Last Wednesday afternoon, I parked my car on Newbury Street, locked the doors, and deliberately strolled past the payment kiosk.
Of course, in less than 20 minutes, a parking enforcement officer had slipped a $25 ticket underneath my wiper blade.
My plan worked brilliantly: I wanted to get a parking ticket to test a new mobile app, TicketZen. The app purports to be “the easiest way to pay your parking ticket using your iPhone or Android.”
I’ve been on a testing binge lately, checking out new products and services with local ties. Not only did I troll for tickets, but I tried on pants, sipped tea, and inserted my smartphone into a Nerf-like ball and tossed it around the room.
All for you. Here’s my rundown.
Handybook is a startup conceived by Harvard Business School students and incubated at the Cambridge venture capital firm Highland Capital Partners. (It’s now based in New York, with funding from Highland and another Cambridge firm, General Catalyst.) On the Handybook site, you can arrange to have a cleaner, handyman, plumber, or electrician come to your house on a specific day and time.
I summoned a house cleaner last month to get my house ready for a holiday party — with less than 24 hours notice. A super-friendly woman named Jamila showed up exactly on time and spent two hours cleaning. I paid Handybook $66.
I liked that I didn’t have to sort through pages of service providers; Handybook just pings its network and whoever wants the job responds to a company text message. The company does background checks and in-person interviews of everyone in its network. I’d definitely use the service again.
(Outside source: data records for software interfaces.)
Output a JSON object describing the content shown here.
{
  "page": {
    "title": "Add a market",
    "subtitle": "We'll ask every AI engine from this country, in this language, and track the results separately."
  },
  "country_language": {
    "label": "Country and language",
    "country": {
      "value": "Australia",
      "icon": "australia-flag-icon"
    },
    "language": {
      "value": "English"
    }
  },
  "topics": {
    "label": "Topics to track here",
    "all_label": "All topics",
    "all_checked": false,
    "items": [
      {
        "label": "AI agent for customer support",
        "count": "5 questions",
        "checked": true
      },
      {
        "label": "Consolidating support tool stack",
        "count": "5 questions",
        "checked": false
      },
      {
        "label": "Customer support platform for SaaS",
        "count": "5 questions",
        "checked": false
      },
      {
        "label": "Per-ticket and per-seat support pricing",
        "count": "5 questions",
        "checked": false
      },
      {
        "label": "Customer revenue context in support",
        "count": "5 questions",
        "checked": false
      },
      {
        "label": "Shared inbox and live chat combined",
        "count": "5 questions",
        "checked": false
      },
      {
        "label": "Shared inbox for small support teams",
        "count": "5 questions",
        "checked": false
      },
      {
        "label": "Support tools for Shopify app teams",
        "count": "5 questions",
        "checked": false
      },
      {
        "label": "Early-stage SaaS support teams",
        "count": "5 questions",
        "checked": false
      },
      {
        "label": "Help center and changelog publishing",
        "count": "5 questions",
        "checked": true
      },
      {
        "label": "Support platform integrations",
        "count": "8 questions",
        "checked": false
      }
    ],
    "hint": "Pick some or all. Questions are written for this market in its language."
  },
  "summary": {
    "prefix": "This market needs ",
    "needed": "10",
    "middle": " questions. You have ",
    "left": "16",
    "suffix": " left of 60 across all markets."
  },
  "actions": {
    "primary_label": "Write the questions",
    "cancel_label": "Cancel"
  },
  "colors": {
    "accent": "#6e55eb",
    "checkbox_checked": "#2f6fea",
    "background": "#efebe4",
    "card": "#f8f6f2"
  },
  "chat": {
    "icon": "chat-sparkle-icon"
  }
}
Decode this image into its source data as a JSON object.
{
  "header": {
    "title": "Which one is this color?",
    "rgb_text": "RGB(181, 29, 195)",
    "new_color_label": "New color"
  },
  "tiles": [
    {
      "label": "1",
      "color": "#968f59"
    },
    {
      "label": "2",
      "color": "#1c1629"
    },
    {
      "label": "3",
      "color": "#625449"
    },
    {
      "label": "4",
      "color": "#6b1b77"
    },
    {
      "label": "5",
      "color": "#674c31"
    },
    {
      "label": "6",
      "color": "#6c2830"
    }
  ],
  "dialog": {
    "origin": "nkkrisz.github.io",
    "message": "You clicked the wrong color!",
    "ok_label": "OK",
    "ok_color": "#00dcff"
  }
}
The RoadWars app (iPhone only) tries to promote safe driving. You start the app when you get into your vehicle, and it turns your travels into a game. You “capture” roads that you use frequently, and other RoadWars players have to pay a virtual toll when they use them. You do the same when you drive on their roads.
The app also alerts you if you’re speeding and chastises you if you pick up the phone while moving. When I was running the app, it definitely kept me more focused on driving well. But not enough people are playing the game yet to make it fun (it just launched in November). RoadWars was developed by Paul English of Arlington, a cofounder of the travel site Kayak.
I’ve been tracking Blank Label ever since the apparel startup was born in 2009, on the campus of Babson College. From the beginning, the company’s vision was to supply men with custom-tailored clothes at affordable prices. In November, I stopped by the company’s Back Bay showroom and ordered a pair of gray cotton chinos. Client services director Suzy Tepper took my measurements, punched them into an iPad, and told me the pants — produced in Shanghai — would be ready in two weeks. (In reality, it was 19 days.)
While I love the pants and was happy to pay $95, the e-mail correspondence involved in arranging everything was a bit excessive. At the time, I wished the company had a way to schedule showroom visits on its website, something that was added recently.
You can’t yet buy CogniTea , but founder Alex Kravets sent me a few bags for sampling. The blend of herbal and caffeinated teas and an amino acid called L-Theanine is intended to “help promote Alpha brain waves.” The tea was light and minty, but I didn’t feel any Alpha brain waves emanating from my noggin. Maybe I’m too much of a coffee addict.
The New Hampshire startup Physical Apps sent me a free TheO Smartball Jr., hoping for a review; the orange foam ball sells for $34.95. I downloaded several free games and then put my iPhone into a special holder that keeps it securely seated in the core of the ball. There’s an opening so you can see the screen. But the adrenaline rush of worrying that something bad will happen to your phone is more thrilling than the games available, like bowling and hot potato. And the sound effects are muffled.
My kindergartner said his favorite games were “Birds” and “Instruments,” which invite you to shake the ball and then display different images of birds or musical instruments, along with the sounds they make. The games were more fun when I linked my phone to a wireless speaker. I’d gladly pay a buck or two for better software.
Within an hour of getting my parking ticket last Wednesday, I downloaded the TicketZen app and scanned the barcode on my ticket. The app, created at Terrible Labs in Boston, said the ticket wasn’t yet in the system, but promised to notify me when it was.
By the time I woke the next morning, an alert on my phone told me the ticket was ready to be paid. The app saved me a bit of pecking by using my phone’s camera to scan the numbers off my credit card; once I typed in my name and address, I was done. A confirmation e-mail appeared seconds later.
One service I haven’t yet test-driven: Cubbyhole , an iPhone app that lets you store your stuff in a neighbor’s closet or basement, or “host” someone else’s stuff at your place. Renters pay about $65 to use a 5-foot-by-5-foot space for a week. Hosts get 80 percent of that money, with Cubbyhole pocketing the remaining 20 percent. Hosts can view a photo of items to be stored before consenting.
I do have some spare basement space, so I’m tempted — but also a bit wary.
I acknowledge that a stack of cardboard boxes would be much less demanding than, say, an Airbnb traveler from Manhattan staying in my guest room. But I also don’t enjoy late-night knocks on my door from cops holding search warrants . . .